> _WHAT TO DO_: Where the word "中华人民共和国" shows up in the entries below, please copy the whole line.

> _DATA RECORDS_:
((

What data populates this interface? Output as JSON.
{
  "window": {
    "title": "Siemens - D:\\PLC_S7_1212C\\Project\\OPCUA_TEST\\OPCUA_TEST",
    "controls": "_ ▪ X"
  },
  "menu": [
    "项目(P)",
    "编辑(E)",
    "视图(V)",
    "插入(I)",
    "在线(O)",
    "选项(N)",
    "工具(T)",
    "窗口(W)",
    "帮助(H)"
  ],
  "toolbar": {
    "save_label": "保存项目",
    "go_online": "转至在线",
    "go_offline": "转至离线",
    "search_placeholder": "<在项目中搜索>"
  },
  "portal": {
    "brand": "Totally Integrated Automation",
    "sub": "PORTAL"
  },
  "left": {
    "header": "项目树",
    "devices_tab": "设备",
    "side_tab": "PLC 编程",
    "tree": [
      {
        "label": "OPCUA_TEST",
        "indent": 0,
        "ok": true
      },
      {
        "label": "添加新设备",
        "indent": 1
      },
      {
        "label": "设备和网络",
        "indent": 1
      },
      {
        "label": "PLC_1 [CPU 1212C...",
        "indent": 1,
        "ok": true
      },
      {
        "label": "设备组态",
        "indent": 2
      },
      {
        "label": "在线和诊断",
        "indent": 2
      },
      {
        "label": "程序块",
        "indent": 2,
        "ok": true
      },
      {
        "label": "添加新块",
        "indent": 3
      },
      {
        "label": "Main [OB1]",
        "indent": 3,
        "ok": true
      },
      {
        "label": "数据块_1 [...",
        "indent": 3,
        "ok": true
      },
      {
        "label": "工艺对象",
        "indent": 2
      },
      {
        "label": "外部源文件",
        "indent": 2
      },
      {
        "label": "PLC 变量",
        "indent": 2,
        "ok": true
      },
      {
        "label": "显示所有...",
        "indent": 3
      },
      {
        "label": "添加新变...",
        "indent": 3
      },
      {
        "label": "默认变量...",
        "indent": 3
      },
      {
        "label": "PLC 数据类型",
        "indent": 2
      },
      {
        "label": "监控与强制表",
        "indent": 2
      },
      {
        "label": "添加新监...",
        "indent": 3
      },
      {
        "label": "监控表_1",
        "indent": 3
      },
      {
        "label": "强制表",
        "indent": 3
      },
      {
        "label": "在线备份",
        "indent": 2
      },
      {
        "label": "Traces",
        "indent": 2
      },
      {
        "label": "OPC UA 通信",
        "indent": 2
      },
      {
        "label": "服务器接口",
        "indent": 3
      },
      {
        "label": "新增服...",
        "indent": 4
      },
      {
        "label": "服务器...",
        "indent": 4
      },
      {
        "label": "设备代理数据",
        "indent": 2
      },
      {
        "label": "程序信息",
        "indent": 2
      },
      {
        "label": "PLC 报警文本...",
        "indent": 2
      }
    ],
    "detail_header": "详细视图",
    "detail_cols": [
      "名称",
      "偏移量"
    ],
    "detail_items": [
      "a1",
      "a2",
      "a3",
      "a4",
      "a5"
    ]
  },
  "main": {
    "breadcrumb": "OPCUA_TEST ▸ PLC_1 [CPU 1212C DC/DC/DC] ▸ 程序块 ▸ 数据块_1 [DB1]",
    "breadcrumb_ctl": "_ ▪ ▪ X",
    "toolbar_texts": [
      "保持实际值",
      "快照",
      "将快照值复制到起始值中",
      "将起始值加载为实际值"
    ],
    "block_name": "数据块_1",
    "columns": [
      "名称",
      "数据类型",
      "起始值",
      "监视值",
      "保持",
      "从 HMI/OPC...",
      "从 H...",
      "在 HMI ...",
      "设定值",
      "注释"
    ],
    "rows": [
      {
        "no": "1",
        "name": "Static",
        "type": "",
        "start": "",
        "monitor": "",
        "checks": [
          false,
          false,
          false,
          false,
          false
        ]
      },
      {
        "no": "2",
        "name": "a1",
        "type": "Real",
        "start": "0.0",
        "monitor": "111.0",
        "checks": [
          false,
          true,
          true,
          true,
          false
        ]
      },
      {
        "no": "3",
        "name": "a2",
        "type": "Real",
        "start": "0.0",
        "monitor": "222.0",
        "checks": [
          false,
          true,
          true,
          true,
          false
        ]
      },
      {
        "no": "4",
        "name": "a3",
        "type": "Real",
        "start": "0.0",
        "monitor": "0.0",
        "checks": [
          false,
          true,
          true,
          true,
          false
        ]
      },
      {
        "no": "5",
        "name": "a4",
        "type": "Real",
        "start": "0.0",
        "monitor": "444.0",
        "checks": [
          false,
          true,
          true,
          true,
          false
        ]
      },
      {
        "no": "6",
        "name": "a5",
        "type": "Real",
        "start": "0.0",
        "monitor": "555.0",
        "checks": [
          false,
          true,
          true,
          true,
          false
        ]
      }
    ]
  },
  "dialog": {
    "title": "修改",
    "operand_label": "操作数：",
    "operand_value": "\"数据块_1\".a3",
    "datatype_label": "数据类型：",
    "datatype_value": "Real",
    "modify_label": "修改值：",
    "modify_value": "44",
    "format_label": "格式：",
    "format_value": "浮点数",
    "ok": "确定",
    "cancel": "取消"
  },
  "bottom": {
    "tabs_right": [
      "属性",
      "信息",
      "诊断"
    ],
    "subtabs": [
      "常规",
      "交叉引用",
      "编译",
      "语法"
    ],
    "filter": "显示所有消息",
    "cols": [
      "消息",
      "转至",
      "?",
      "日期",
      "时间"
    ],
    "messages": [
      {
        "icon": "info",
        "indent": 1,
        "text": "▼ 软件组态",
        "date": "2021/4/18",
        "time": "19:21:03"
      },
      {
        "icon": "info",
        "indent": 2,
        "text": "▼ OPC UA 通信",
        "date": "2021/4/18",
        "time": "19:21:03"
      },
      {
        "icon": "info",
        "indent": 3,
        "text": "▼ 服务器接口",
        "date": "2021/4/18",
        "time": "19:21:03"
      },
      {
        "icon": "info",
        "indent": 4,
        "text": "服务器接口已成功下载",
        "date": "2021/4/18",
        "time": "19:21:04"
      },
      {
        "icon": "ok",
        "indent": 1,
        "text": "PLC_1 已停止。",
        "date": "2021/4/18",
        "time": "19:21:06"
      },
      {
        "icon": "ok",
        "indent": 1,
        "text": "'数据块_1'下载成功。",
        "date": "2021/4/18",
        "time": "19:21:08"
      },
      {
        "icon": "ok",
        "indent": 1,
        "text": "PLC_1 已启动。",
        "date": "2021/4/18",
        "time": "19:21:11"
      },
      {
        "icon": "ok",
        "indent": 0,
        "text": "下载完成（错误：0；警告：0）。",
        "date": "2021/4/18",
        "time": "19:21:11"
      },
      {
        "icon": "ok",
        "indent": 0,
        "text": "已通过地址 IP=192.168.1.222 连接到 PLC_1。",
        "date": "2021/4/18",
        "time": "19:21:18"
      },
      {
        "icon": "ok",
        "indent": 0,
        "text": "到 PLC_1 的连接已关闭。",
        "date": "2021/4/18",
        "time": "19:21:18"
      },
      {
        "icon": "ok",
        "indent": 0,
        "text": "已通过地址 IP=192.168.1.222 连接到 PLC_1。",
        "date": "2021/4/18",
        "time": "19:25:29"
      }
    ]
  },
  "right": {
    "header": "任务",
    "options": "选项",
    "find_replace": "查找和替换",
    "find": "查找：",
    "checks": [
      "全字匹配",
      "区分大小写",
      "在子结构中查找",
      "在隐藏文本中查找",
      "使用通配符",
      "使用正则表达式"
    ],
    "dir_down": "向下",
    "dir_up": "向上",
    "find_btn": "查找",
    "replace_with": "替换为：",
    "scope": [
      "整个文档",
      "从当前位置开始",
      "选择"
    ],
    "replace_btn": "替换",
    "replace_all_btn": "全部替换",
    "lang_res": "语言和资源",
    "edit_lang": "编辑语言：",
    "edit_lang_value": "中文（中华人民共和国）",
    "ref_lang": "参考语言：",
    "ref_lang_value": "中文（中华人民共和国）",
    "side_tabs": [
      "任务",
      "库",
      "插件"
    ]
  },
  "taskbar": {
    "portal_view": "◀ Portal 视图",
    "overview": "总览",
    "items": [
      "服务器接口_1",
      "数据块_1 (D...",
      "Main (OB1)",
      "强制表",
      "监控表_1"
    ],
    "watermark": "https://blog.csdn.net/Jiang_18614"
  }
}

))

> _ANSWER SPACE_:
    "edit_lang_value": "中文（中华人民共和国）",
    "ref_lang_value": "中文（中华人民共和国）",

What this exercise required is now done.